> _WHAT YOU SHOULD DO_
Copy whichever lines of the data hold the word "rank".

> _SOURCE MATERIAL_
--- START ---

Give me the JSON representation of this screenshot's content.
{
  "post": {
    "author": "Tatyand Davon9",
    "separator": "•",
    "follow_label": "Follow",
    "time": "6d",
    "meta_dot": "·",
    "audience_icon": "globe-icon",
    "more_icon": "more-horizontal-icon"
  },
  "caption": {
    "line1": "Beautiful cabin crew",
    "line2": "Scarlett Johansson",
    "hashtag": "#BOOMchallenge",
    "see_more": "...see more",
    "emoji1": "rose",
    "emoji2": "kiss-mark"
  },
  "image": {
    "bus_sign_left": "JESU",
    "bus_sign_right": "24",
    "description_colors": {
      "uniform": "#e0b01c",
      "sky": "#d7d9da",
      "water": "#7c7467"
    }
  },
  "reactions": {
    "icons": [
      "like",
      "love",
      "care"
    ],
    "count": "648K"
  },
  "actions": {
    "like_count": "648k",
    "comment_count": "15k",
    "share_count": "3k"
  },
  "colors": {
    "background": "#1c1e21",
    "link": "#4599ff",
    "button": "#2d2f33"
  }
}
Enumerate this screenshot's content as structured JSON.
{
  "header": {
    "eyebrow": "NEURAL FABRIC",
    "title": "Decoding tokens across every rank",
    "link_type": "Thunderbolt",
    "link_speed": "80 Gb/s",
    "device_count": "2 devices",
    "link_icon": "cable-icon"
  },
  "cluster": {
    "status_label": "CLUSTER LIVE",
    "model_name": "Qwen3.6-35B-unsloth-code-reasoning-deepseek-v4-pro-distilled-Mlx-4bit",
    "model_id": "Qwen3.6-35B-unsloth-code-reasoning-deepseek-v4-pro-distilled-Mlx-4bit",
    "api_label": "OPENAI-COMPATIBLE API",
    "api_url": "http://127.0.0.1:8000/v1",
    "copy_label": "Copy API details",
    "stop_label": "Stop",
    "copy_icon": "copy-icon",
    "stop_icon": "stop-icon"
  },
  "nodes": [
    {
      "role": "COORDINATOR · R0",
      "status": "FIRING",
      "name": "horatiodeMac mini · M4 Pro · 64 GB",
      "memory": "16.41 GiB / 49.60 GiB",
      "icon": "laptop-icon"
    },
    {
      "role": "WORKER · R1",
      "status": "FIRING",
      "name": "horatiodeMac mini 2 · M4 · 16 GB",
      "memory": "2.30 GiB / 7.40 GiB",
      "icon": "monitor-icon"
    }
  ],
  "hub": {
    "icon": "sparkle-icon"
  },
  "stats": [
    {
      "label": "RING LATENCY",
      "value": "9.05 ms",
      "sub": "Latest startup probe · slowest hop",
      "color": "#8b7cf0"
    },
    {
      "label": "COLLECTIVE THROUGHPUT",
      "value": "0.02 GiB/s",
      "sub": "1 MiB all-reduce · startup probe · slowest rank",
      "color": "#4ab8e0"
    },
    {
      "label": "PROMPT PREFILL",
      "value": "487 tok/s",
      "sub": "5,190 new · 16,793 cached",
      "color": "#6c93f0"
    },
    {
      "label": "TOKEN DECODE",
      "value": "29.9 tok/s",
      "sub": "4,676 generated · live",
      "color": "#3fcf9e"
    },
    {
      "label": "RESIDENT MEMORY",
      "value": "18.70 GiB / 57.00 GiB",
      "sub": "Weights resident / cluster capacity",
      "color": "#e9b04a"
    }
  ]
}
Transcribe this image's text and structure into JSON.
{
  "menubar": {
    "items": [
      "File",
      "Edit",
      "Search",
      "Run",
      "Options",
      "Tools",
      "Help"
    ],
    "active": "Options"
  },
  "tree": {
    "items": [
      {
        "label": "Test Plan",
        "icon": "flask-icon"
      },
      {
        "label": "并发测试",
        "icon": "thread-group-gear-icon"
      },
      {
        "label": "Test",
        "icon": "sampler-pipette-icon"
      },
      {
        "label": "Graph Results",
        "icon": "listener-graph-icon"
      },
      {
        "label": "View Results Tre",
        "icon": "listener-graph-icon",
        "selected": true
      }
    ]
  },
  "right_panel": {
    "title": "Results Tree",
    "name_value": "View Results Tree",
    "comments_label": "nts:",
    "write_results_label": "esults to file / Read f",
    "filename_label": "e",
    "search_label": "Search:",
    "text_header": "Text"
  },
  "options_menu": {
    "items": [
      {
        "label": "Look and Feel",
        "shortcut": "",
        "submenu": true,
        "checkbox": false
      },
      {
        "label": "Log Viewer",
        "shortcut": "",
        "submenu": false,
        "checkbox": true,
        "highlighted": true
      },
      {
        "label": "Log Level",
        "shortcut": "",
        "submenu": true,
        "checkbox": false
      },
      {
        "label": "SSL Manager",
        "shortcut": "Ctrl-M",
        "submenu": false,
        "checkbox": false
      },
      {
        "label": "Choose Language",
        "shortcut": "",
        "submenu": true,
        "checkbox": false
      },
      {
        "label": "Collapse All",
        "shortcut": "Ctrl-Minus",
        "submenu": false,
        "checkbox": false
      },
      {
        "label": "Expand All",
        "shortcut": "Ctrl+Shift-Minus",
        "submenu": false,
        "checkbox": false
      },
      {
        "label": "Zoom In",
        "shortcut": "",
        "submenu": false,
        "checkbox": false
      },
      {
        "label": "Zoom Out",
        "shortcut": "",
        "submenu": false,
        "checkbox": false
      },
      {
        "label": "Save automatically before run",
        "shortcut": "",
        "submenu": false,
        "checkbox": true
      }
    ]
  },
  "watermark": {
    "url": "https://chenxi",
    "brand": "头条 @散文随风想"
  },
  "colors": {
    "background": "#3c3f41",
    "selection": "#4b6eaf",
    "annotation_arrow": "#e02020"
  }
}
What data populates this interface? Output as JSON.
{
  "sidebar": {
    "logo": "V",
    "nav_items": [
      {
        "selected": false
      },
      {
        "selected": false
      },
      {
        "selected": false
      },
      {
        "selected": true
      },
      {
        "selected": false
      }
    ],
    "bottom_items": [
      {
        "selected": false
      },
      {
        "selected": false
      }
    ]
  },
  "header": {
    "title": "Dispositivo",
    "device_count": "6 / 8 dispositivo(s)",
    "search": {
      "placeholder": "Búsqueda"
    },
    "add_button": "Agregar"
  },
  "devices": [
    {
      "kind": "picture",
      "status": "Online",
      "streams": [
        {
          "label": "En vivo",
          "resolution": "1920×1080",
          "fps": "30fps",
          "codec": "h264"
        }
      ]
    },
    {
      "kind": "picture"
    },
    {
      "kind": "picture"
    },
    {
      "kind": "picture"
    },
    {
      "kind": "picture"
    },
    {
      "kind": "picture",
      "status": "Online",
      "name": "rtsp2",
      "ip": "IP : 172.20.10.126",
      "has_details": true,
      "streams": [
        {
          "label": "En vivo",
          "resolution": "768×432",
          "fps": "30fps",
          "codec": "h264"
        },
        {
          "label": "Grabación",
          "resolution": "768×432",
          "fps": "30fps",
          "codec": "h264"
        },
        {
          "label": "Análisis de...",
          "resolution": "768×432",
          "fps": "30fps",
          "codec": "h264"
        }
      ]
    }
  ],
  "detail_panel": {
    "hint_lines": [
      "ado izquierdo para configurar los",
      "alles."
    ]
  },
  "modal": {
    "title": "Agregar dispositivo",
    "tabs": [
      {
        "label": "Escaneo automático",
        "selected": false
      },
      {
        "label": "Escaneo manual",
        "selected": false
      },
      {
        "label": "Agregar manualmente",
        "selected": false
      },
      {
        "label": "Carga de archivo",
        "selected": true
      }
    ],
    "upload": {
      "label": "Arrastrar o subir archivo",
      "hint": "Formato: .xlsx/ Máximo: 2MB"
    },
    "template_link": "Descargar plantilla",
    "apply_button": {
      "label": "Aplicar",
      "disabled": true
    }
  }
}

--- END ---

> _COMPLETED TASK_
    "title": "Decoding tokens across every rank",
      "sub": "1 MiB all-reduce · startup probe · slowest rank",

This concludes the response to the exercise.